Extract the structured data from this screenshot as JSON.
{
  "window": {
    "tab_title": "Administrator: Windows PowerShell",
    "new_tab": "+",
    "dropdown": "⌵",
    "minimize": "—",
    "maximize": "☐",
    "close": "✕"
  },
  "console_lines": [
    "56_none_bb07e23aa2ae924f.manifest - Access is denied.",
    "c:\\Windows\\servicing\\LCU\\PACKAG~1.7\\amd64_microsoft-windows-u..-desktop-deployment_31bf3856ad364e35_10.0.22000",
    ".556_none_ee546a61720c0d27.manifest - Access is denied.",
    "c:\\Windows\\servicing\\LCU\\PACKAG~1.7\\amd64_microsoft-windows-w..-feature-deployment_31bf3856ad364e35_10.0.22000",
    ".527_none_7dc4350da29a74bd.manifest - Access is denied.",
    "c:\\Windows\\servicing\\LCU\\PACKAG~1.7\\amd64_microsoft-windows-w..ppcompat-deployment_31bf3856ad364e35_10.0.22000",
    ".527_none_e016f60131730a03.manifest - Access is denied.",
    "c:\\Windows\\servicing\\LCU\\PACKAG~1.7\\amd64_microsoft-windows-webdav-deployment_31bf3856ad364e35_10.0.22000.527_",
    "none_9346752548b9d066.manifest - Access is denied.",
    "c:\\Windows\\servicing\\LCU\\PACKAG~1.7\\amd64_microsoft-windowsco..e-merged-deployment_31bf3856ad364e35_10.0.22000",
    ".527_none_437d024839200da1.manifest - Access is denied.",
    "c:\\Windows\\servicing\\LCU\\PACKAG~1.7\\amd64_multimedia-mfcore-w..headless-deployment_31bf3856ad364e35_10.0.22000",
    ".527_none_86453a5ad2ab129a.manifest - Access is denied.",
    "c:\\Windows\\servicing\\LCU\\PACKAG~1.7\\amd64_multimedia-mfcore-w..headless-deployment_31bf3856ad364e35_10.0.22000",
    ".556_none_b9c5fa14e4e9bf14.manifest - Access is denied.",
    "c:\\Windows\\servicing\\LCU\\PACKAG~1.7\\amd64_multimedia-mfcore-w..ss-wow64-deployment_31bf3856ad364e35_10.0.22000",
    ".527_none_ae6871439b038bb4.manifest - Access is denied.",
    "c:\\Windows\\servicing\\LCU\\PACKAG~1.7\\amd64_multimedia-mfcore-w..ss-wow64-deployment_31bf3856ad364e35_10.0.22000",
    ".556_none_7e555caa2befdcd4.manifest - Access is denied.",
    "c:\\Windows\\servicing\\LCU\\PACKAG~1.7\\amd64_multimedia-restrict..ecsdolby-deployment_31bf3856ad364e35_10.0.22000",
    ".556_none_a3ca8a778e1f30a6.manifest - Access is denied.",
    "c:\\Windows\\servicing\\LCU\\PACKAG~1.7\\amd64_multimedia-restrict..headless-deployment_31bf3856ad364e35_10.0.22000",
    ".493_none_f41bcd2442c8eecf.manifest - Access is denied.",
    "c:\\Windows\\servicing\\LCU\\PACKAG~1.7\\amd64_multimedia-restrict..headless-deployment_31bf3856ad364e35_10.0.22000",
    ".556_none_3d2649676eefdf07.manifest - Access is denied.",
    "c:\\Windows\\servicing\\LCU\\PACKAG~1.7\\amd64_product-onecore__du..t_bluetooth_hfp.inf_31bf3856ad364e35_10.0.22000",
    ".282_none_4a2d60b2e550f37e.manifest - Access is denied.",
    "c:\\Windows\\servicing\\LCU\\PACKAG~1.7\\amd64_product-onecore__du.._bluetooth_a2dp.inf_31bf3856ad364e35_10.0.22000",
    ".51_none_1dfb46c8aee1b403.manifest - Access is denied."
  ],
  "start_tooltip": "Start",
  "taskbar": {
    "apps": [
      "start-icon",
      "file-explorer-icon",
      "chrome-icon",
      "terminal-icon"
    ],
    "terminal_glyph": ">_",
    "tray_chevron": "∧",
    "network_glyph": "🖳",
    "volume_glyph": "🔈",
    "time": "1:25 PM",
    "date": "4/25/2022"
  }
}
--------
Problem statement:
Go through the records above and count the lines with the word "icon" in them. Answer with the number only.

Answer area:
4